The Interior Points of Sets in a Topological Space

# The Interior Points of Sets in a Topological Space

Recall from the The Open Neighbourhoods of Points in a Topological Space page that if $(X, \tau)$ is a topological space and $x \in X$ then an open neighbourhood of $x$ is any open set $U$ ($U \in \tau$) such that $x \in U$.

Given a subset $A \subseteq X$, we will give a special name to the points $a \in A$ that contain an open neighbourhood $U$ fully contained in $A$.

 Definition: Let $(X, \tau)$ be a topological space and let $A \subseteq X$. A point $a \in A$ is called an Interior Point of $A$ if there exists an open neighbourhood $U$ ($U \in \tau$) of $a$ such that $a \in U \subseteq A$. The set of all interior points of $A$ is called the Interior of $A$ and is denoted $\mathrm{int} (A)$.

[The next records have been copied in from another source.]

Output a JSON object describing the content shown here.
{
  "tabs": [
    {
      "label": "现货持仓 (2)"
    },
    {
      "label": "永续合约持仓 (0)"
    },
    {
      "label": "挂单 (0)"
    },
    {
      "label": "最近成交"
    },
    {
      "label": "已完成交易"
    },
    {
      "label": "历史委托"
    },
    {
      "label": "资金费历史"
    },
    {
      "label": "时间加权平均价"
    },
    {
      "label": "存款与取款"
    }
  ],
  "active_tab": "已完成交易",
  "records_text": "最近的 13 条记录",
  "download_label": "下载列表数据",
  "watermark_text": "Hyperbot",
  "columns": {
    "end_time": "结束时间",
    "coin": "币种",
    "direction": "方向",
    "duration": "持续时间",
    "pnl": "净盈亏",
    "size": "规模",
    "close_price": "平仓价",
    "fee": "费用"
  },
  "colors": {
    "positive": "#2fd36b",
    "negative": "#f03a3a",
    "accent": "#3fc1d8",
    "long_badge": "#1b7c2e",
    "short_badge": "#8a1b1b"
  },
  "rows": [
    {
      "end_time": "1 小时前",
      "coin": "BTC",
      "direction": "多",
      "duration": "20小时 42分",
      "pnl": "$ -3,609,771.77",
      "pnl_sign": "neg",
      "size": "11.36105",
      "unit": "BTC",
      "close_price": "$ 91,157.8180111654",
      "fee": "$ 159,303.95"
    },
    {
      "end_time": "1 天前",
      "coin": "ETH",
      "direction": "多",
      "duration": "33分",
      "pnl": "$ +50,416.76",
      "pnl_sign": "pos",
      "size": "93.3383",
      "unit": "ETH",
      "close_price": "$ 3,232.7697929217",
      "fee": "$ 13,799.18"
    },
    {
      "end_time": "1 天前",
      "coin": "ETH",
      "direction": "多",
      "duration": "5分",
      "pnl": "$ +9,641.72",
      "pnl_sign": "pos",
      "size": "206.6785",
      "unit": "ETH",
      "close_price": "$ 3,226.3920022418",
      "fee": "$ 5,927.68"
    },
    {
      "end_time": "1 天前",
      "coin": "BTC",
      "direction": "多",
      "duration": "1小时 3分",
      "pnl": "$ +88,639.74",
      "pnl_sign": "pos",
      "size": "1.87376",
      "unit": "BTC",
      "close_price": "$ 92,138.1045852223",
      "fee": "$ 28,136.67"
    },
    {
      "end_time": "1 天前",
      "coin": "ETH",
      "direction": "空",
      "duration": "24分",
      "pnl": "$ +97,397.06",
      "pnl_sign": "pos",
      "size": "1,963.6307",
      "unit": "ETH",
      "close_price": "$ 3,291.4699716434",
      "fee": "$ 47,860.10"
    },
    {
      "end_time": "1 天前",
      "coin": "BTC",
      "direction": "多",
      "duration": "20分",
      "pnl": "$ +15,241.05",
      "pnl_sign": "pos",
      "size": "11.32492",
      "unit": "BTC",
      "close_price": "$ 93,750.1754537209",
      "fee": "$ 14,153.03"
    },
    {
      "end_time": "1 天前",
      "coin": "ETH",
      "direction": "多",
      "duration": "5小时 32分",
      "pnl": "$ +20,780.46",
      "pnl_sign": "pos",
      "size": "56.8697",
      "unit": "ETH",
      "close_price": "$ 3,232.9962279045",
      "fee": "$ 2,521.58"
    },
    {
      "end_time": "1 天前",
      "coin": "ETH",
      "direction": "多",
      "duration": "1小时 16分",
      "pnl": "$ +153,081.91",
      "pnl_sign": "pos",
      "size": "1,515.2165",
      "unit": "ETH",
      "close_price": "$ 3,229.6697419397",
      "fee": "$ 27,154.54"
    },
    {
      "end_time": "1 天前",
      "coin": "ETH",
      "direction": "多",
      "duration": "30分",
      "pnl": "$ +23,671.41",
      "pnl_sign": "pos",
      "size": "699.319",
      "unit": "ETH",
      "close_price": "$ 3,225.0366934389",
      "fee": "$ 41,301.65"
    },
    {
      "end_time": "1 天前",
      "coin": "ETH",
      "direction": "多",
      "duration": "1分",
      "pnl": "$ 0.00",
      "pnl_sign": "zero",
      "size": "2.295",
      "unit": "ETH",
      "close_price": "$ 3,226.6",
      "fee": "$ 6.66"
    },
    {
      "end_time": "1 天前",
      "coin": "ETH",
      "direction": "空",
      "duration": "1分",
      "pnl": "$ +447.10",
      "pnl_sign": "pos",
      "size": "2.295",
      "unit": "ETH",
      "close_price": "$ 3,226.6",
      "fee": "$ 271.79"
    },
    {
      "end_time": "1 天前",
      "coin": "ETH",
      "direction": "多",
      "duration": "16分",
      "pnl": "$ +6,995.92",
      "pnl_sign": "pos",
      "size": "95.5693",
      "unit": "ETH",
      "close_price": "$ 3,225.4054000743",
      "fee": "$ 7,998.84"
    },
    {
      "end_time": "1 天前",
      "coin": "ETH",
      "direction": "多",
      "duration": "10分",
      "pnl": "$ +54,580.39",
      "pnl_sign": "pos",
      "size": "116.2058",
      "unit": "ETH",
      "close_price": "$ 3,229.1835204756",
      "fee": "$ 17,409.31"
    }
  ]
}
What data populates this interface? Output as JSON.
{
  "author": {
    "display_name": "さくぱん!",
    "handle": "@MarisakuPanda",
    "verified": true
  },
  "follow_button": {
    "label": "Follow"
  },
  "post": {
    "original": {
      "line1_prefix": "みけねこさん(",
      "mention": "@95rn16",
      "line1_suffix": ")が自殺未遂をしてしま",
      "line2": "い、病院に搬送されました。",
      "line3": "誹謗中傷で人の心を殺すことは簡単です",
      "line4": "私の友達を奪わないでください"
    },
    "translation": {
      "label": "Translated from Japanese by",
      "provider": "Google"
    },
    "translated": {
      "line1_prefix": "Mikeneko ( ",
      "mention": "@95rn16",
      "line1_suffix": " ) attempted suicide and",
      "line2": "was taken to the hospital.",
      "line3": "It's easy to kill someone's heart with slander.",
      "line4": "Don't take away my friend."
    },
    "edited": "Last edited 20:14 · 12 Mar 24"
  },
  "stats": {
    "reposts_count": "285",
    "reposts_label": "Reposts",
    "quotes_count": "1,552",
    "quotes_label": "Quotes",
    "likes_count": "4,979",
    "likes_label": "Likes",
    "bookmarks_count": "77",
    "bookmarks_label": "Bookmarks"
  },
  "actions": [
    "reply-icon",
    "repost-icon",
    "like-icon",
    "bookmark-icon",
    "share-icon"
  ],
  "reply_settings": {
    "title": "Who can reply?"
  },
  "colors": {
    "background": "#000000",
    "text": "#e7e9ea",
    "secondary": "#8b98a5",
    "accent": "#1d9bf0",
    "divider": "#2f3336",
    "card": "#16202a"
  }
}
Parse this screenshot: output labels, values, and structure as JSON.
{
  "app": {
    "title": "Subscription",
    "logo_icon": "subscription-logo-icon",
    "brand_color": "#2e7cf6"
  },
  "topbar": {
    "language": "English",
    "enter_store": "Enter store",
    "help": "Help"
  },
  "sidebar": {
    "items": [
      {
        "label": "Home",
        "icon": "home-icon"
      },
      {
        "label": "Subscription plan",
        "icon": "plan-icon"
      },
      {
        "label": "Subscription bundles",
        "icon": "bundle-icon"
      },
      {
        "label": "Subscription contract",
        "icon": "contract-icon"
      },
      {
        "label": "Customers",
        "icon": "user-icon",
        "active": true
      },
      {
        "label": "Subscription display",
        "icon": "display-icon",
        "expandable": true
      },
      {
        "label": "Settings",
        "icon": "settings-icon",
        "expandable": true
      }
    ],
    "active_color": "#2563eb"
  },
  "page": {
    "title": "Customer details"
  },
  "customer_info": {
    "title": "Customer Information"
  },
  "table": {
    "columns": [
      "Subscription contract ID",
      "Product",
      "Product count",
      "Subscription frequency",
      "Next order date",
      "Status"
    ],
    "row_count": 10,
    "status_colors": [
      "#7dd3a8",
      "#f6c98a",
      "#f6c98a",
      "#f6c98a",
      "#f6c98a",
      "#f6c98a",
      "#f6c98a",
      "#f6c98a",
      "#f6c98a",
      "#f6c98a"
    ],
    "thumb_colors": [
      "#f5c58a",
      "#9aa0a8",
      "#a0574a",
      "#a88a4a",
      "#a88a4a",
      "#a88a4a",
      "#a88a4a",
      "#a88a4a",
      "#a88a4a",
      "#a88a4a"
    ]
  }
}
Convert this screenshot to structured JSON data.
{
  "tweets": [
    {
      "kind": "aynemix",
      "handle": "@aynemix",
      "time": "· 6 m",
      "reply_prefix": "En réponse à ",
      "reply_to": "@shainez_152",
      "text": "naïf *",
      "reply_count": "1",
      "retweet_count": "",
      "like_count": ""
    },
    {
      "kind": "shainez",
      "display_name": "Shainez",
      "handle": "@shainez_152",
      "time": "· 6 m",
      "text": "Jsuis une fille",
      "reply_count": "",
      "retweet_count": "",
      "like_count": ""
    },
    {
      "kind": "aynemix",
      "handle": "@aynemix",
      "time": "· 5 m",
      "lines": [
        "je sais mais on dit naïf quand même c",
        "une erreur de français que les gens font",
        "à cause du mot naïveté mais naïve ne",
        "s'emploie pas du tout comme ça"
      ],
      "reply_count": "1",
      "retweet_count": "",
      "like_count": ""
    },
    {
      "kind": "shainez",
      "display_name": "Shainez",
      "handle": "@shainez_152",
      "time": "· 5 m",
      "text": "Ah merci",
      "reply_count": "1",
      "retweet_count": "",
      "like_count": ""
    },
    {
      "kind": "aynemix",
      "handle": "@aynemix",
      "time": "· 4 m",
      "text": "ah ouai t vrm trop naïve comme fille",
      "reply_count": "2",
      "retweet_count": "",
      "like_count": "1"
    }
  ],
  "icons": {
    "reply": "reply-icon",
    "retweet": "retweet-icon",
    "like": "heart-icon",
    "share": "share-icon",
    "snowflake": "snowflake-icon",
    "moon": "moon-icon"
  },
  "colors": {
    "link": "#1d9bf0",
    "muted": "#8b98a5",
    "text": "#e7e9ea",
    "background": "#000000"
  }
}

Let's now look at some simple results regarding interior points of a subset of $X$.